━━━━━ Material for this task ━━━━━

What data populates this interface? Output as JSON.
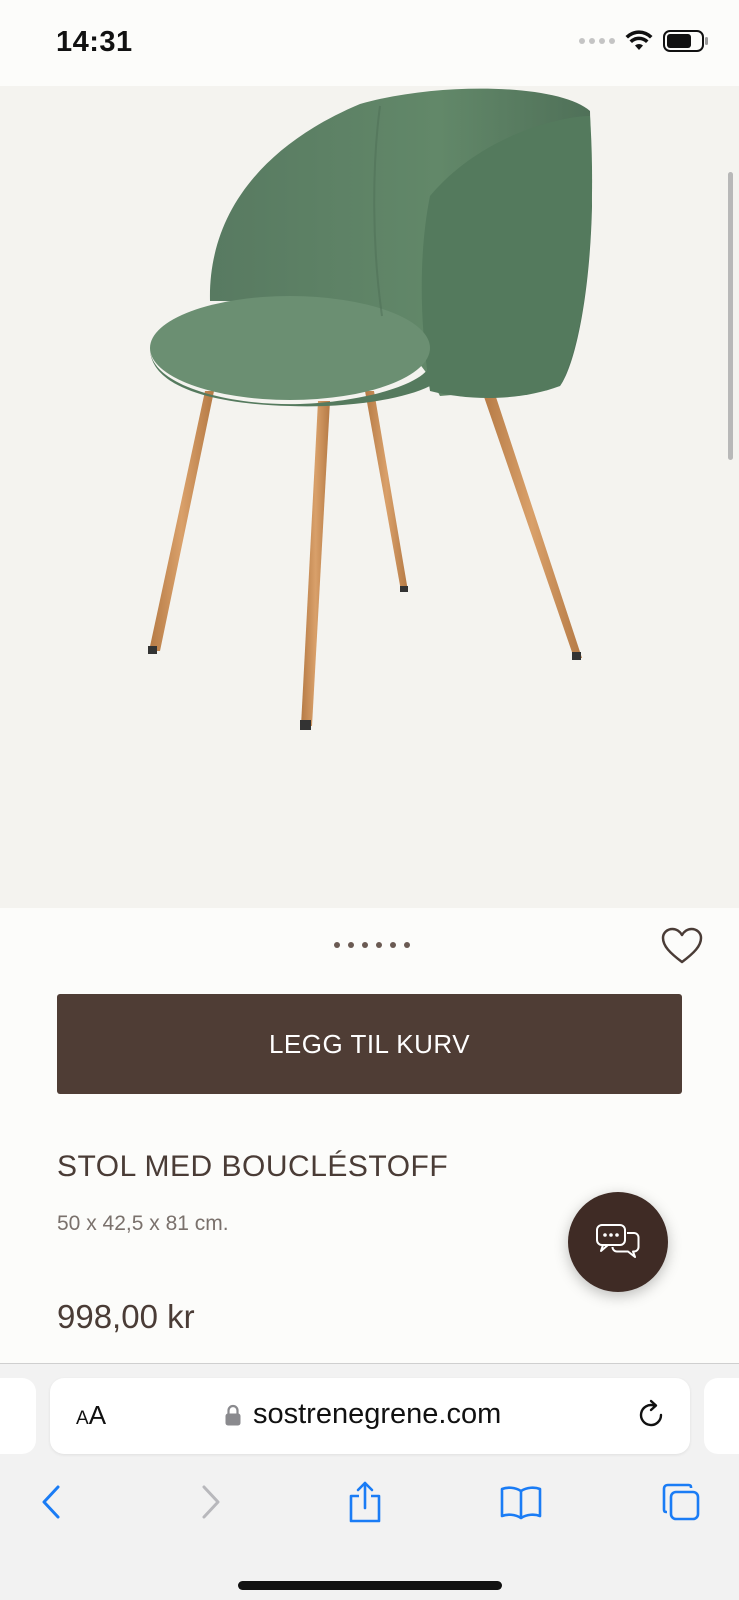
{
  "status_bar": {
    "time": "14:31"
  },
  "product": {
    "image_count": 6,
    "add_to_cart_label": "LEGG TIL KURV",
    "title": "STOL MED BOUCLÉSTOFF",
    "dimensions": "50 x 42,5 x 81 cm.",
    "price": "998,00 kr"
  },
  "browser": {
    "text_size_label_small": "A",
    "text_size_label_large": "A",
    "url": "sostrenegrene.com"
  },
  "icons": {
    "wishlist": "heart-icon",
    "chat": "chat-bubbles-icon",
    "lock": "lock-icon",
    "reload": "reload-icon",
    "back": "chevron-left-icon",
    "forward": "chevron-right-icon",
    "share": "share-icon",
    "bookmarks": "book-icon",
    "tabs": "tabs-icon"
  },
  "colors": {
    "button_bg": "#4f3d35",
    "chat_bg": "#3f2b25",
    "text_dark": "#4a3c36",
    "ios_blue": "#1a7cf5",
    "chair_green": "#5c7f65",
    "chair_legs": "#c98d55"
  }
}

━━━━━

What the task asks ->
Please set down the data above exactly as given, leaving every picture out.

Result of this task ->
What data populates this interface? Output as JSON.
{
  "status_bar": {
    "time": "14:31"
  },
  "product": {
    "image_count": 6,
    "add_to_cart_label": "LEGG TIL KURV",
    "title": "STOL MED BOUCLÉSTOFF",
    "dimensions": "50 x 42,5 x 81 cm.",
    "price": "998,00 kr"
  },
  "browser": {
    "text_size_label_small": "A",
    "text_size_label_large": "A",
    "url": "sostrenegrene.com"
  },
  "icons": {
    "wishlist": "heart-icon",
    "chat": "chat-bubbles-icon",
    "lock": "lock-icon",
    "reload": "reload-icon",
    "back": "chevron-left-icon",
    "forward": "chevron-right-icon",
    "share": "share-icon",
    "bookmarks": "book-icon",
    "tabs": "tabs-icon"
  },
  "colors": {
    "button_bg": "#4f3d35",
    "chat_bg": "#3f2b25",
    "text_dark": "#4a3c36",
    "ios_blue": "#1a7cf5",
    "chair_green": "#5c7f65",
    "chair_legs": "#c98d55"
  }
}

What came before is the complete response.